E-Books vs. Traditional Publishing: Big G weighs in

Here's a great piece in the Chicago Tribune on e-books and the government's decision to sue some of the big players for price-fixing:,0,1423394.story


Kelly McCullough said...

My problem with this article as with most of the ebook articles I've seen lately is that it's comparing ebooks solely to hardcovers and ignoring the mass market paperback. It makes some good points, but the fact that it doesn't touch on a) one of the largest selling formats in hard copy, and b) talks about royalties only in terms of hard copy and hard cover eliding current royalties from major publishers for ebooks makes it a pretty suspect article.

Douglas Hulick said...

I think my biggest issue with this piece is that it has the typical "Digital will winz, RAWR!" undercurrent, which is simplistic at best, and selective (and privileged) at worst. Limited views at costs, models, and so on. In other words, nothing I haven't been reading for almost a year elsewhere on the web.

There are much better pieces out there that weigh the pros and cons of both sides fairly, and take a deeper look at the industry overall. Unfortunately, I'm in the middle of final crunch (finally), which means I don't have time to dig them up right now.
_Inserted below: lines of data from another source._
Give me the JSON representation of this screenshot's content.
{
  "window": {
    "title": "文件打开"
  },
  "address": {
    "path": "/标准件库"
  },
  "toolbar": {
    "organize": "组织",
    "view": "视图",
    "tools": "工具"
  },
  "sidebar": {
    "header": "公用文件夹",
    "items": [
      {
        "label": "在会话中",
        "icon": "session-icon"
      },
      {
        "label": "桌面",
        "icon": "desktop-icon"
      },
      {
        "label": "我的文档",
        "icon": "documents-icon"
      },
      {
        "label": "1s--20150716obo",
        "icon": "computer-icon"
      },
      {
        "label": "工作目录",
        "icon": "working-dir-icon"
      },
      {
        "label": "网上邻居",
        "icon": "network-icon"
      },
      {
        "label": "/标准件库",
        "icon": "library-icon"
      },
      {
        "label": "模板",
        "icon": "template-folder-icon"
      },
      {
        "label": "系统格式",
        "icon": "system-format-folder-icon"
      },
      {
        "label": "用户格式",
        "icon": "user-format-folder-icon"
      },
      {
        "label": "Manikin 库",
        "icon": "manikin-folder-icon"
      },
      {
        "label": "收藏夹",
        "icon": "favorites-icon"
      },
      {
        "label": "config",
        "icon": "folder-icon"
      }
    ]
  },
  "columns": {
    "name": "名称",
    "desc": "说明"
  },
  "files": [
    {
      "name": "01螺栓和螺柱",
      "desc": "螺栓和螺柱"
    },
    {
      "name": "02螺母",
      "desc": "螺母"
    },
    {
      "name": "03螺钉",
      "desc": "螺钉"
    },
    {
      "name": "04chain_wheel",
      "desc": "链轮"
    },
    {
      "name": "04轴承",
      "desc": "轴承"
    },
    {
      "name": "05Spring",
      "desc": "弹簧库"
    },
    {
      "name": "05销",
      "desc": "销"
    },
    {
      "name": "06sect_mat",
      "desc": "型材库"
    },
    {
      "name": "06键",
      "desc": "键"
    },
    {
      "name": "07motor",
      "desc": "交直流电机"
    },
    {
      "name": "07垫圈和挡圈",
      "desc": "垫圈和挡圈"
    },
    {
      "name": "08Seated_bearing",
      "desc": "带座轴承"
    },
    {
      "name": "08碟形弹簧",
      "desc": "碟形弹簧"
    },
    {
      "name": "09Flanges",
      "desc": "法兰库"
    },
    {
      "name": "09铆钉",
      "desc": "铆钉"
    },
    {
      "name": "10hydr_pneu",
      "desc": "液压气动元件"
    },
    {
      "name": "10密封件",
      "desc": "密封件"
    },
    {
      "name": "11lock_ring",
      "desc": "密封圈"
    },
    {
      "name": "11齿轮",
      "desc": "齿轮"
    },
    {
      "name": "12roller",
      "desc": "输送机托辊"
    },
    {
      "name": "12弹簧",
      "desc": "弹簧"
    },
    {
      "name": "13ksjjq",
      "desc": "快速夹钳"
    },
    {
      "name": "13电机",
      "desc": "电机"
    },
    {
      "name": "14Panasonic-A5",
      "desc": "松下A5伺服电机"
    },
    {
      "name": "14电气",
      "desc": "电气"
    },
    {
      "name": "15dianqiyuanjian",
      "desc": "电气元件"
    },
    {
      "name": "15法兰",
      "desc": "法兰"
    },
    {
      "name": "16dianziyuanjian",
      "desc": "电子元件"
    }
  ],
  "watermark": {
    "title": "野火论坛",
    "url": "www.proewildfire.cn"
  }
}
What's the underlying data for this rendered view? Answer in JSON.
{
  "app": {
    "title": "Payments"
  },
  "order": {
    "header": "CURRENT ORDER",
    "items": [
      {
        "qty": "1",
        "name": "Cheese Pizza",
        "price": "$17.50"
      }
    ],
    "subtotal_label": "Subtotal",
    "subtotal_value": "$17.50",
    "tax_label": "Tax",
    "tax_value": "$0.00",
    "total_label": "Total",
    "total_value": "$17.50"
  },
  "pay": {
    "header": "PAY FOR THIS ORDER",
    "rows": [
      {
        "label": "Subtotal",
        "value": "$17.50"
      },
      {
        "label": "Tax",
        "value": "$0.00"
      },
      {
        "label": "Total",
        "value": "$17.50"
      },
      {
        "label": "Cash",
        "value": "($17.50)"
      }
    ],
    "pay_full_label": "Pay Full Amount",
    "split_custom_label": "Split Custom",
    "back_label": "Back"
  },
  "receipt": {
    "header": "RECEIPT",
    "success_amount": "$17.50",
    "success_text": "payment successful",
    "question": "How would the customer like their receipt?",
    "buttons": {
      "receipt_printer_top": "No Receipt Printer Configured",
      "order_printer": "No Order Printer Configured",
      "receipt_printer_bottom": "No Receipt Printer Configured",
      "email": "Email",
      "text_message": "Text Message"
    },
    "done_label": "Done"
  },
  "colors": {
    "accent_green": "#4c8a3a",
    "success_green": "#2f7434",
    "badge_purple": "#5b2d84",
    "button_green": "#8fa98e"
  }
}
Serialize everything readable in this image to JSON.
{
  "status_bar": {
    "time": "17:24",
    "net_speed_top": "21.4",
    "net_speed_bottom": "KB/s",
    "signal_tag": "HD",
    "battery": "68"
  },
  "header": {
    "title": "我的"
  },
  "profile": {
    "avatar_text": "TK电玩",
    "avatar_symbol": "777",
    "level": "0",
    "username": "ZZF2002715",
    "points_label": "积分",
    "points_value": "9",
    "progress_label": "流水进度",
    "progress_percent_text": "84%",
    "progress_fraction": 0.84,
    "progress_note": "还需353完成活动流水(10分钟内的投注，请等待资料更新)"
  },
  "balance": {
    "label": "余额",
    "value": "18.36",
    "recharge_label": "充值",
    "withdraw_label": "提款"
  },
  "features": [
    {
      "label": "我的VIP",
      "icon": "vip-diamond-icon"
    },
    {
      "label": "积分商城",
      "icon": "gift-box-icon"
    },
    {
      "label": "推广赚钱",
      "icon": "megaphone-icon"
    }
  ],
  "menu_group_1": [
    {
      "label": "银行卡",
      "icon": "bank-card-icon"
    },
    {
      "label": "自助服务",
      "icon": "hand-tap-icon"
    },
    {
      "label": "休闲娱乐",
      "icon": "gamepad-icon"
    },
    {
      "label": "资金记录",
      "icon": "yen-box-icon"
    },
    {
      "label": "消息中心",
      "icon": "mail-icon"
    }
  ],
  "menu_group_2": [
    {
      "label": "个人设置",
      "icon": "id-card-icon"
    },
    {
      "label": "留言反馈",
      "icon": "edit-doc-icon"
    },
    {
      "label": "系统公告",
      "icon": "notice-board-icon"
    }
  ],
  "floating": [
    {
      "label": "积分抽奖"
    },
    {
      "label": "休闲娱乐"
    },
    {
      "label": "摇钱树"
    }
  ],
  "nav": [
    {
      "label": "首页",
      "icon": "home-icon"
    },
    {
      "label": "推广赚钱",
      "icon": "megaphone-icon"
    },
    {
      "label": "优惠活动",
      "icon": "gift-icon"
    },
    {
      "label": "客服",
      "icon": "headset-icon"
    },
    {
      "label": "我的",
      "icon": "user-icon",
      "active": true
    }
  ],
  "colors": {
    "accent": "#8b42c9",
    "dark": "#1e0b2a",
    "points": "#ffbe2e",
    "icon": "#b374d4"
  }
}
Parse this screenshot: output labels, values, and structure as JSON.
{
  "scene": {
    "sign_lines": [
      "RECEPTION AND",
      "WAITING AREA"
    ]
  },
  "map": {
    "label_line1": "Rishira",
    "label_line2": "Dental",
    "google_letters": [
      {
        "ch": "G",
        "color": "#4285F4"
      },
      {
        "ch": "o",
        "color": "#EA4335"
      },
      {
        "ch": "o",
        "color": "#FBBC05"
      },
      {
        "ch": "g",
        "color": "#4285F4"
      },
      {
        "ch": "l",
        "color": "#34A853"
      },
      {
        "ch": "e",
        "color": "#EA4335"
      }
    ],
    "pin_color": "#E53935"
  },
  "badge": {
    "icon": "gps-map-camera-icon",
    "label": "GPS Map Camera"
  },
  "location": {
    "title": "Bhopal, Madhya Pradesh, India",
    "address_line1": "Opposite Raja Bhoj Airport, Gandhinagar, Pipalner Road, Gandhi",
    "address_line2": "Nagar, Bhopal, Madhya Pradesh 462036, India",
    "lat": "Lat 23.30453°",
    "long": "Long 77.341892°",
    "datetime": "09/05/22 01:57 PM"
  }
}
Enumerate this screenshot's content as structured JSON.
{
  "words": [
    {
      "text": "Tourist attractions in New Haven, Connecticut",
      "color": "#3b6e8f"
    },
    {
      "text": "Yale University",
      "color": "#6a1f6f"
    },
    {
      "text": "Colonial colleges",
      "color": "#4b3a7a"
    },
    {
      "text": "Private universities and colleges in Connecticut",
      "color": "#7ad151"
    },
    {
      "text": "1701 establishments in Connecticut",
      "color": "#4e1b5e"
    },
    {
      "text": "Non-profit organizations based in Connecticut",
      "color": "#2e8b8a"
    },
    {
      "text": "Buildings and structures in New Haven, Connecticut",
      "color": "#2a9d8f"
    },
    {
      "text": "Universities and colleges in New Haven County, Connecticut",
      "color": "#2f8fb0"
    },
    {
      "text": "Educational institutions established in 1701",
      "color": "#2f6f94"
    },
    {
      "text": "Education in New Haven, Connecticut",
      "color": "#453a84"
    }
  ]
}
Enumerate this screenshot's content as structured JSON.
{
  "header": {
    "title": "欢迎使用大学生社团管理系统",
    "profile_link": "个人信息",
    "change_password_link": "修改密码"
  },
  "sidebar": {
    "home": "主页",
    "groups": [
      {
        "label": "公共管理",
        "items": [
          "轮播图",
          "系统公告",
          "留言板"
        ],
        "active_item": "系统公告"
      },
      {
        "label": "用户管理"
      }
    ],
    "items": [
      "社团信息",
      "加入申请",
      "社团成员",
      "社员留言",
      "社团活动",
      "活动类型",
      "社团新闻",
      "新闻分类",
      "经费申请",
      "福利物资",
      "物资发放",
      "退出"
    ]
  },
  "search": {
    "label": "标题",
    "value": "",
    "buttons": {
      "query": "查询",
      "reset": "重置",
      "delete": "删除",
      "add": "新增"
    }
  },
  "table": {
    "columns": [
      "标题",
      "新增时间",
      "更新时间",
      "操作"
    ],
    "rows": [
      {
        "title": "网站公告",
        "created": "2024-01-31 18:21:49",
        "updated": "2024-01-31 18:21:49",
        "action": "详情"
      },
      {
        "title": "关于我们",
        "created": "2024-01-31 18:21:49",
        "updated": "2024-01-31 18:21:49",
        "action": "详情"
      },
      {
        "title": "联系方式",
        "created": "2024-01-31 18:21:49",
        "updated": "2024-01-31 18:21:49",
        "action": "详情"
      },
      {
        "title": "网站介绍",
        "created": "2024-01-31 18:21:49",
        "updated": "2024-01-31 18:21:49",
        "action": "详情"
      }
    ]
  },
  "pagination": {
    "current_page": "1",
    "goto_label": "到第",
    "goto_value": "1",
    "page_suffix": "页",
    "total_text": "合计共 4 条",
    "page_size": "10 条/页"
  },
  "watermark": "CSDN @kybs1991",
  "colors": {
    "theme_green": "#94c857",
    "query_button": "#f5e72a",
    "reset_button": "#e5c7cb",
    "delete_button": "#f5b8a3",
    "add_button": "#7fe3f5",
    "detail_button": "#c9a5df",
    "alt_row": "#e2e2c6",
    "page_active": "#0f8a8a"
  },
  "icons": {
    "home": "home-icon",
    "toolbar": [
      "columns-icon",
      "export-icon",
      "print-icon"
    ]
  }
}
But yeah, mostly one-note, IMO.

Sean M. Murphy said...

Fiar enough, gentlemen. And yet, I think there is a large readership for whom the attitude of this piece is spot on, and which informs their reading and buying decisions. (Yes, Doug, I agree that a substantial subset of them may be privileged, but they are also an influential readership, which brings the head back to the tail of the argument.)

I don't particularly agree with the article that the digital publishing world will win out in any absolute fashion, but neither do I think the printed page will remain in anything like its current model. It's where the equilibrium will establish that I'm curious about.